The t-RNA molecule is smaller than m-RNA.

It consists of a single nucleotide chain twisted back on itself into a cloverleaf shape. At one end is a sequence of three bases that attach to the appropriate complementary codon (three-base unit) on the m-RNA. The amino acid at the other end is enzymatically joined to the polypeptide chain as the m-RNA slides along the ribosome. Several protein molecules may be formed simultaneously from the same m-RNA molecule.

The same genetic material is found in all the cells of an organism. But not all the cells produce the same proteins. There are also differences in the rates of production between cells. The mechanism by which the function of a gene (the section of DNA that codes for a particular protein) is controlled is not completely understood. Production of a protein can be stopped or slowed down in three ways: The DNA can stop making m-RNA, attachment on the ribosome can be prevented, or the rate at which m-RNA is destroyed can be increased.
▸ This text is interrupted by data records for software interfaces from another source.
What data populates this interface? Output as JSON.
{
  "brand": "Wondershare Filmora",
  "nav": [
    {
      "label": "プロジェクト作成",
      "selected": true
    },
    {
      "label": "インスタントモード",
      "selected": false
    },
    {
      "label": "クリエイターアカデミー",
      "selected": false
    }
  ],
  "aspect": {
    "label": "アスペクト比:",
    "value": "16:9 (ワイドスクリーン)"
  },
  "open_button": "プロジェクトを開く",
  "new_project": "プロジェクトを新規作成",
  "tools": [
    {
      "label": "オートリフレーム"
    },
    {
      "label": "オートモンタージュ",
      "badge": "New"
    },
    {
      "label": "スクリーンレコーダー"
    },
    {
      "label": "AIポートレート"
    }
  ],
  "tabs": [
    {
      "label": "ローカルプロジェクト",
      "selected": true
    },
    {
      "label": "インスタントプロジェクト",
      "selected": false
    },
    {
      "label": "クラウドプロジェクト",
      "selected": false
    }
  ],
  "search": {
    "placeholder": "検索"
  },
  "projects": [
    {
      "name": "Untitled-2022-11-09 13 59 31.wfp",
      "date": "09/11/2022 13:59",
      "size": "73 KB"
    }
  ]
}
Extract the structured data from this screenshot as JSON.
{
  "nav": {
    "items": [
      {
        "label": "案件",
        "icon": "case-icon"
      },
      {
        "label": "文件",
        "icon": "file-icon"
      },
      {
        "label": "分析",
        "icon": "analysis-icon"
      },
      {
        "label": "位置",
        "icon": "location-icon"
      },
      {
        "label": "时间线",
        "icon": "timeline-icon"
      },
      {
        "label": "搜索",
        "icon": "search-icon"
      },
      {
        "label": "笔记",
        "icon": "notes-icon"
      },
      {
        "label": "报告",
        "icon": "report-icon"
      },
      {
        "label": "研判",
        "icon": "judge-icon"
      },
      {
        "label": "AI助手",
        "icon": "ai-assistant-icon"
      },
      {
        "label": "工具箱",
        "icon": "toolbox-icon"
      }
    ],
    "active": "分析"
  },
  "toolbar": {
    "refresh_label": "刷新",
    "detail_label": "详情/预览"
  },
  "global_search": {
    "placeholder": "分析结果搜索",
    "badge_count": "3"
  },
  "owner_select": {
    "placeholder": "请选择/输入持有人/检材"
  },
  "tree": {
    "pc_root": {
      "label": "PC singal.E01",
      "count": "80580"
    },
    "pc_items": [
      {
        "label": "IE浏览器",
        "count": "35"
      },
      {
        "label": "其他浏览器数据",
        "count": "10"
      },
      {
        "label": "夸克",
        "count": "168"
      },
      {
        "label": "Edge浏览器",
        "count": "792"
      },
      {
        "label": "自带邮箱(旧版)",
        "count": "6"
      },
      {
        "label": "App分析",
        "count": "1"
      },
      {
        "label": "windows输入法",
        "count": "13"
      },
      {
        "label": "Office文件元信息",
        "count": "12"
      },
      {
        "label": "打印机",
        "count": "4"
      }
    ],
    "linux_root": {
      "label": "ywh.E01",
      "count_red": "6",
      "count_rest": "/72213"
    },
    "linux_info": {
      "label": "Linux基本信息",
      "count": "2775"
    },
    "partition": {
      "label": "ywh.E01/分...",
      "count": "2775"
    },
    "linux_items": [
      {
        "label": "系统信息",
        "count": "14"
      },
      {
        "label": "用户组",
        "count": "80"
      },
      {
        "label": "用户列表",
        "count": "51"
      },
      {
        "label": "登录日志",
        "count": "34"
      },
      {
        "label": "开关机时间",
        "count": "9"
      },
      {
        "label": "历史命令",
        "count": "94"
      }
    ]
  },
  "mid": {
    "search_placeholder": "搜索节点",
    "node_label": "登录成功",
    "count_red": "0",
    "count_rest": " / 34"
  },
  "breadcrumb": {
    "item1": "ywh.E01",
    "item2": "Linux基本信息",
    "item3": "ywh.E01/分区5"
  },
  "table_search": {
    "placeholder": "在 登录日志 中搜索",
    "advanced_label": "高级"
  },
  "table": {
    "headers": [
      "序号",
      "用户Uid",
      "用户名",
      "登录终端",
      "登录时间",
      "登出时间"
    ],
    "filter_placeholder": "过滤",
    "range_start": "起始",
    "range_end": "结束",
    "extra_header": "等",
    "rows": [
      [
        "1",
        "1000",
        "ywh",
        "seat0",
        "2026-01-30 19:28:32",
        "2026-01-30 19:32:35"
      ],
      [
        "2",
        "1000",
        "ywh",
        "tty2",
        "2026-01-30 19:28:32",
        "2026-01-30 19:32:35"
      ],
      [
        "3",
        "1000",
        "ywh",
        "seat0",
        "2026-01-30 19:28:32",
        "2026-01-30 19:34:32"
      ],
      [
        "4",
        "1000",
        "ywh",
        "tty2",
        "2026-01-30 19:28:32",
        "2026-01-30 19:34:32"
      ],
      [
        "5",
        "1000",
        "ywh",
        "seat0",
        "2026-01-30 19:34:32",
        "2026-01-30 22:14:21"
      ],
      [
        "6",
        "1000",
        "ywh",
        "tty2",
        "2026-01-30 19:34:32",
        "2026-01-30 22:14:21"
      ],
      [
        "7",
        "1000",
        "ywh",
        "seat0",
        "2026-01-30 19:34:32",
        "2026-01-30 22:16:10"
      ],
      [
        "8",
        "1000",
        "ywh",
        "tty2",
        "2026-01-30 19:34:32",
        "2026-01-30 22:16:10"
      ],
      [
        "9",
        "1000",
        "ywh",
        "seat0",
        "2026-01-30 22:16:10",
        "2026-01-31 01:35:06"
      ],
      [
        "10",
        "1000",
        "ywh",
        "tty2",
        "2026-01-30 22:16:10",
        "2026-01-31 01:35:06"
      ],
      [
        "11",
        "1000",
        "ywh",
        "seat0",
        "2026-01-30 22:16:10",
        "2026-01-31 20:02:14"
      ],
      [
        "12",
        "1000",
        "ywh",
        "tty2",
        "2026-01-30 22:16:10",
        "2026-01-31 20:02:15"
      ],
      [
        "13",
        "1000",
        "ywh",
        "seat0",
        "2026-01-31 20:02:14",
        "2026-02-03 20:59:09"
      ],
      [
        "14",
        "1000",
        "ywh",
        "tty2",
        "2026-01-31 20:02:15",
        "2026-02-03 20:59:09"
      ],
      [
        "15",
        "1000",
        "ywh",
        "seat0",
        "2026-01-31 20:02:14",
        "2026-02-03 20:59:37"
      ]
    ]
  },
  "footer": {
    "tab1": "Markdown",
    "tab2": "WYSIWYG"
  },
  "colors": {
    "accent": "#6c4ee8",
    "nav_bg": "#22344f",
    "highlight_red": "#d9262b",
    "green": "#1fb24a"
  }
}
DNA is a huge molecule—extremely complicated, but precisely ordered. Mistakes in its duplication occasionally occur; these are called mutations. They happen when the wrong base is coded or when sections of DNA are removed or put in the wrong place. The rate at which these mistakes occur is accelerated by certain chemicals and by ionizing radiation such as radiation from atomic fallout or accidents at nuclear power plants like Chernobyl), probably by inhibiting natural repair mechanisms. Many mutations are harmless, but some mutations produce inheritable diseases, usually where the change causes the production of the wrong amino acid. This renders an enzyme ineffective by alterinq its shape.

Mutations are known to cause cancer, which is an abnormal growth of particular cells. But not all mutations are harmful. From some, beneficial variations may arise, an important mechanism in the evolution of new species.